# PROBLEM:
I would like each line of the data that holds the word "JSON" copied out.

# Records from a data source:
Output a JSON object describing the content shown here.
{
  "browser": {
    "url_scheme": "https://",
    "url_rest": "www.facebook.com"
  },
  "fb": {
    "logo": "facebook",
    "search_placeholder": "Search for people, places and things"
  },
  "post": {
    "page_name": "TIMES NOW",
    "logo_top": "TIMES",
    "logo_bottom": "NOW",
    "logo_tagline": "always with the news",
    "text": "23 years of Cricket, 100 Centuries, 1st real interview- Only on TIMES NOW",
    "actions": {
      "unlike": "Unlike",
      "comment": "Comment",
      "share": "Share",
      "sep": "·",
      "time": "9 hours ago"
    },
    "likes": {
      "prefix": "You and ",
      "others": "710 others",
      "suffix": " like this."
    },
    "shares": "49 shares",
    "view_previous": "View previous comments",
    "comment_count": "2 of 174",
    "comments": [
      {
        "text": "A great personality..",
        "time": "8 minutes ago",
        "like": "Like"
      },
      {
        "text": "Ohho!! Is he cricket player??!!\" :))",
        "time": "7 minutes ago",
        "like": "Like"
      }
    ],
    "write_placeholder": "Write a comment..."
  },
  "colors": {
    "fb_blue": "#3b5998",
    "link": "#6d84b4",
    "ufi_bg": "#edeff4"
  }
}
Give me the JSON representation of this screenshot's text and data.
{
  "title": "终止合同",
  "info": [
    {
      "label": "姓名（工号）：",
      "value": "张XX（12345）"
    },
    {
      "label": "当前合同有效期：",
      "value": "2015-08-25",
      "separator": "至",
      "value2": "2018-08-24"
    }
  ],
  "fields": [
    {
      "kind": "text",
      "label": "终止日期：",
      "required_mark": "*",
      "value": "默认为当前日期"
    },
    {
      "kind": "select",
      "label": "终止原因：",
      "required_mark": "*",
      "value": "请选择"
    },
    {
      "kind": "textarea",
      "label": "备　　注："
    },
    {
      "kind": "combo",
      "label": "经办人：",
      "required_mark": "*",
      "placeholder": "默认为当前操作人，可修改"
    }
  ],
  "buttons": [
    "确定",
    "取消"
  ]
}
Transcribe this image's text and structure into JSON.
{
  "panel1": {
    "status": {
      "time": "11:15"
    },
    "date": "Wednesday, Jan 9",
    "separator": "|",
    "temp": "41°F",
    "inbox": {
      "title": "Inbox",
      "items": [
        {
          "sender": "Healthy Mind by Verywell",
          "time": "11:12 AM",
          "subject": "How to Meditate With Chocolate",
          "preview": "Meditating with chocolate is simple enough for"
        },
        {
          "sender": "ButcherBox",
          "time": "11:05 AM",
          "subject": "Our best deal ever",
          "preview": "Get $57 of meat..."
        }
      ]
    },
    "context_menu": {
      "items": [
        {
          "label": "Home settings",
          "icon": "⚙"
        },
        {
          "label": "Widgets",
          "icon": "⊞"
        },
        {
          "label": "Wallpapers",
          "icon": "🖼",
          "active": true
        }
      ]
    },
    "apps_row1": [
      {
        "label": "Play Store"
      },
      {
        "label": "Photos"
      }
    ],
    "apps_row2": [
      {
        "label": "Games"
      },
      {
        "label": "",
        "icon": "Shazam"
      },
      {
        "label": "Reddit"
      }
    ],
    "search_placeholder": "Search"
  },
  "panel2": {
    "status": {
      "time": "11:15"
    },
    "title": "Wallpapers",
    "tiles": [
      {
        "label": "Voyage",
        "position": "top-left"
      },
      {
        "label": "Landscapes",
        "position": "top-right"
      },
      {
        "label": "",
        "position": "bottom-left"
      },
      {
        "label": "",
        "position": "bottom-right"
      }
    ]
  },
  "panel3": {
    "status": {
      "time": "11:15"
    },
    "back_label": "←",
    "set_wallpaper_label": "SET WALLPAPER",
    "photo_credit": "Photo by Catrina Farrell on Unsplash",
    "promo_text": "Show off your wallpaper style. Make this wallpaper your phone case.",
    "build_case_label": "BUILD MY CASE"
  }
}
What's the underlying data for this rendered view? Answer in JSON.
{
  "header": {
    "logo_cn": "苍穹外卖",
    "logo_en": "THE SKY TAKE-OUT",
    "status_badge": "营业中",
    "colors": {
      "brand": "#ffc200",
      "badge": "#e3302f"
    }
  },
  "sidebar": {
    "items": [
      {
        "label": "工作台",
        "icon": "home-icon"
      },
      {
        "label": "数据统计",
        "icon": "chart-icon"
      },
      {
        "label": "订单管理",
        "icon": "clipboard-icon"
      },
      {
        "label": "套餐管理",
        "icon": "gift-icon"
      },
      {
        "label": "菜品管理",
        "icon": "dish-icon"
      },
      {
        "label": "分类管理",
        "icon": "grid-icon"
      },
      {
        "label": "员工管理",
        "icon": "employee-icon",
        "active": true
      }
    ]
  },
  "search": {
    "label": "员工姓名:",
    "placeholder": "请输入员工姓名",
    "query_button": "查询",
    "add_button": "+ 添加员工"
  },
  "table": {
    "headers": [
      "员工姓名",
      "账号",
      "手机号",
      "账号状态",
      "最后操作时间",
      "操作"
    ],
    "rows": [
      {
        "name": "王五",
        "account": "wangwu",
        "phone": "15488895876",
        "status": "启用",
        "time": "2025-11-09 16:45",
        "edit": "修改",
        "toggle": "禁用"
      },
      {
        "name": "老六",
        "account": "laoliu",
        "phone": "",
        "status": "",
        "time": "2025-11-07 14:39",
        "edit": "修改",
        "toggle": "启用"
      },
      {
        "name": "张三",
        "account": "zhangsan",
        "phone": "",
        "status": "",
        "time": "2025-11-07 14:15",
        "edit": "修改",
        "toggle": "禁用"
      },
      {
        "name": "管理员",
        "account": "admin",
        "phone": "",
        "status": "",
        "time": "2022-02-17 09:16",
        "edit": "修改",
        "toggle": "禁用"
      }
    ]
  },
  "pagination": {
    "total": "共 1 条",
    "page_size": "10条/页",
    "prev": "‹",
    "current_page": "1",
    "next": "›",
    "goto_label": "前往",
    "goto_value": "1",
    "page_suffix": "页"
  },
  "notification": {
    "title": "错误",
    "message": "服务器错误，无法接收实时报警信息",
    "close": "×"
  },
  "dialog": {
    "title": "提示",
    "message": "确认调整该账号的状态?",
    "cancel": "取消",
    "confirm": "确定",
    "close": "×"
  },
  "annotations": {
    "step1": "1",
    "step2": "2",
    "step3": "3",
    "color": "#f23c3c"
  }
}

# FINISHED EXERCISE:
Output a JSON object describing the content shown here.
Give me the JSON representation of this screenshot's text and data.
Transcribe this image's text and structure into JSON.
What's the underlying data for this rendered view? Answer in JSON.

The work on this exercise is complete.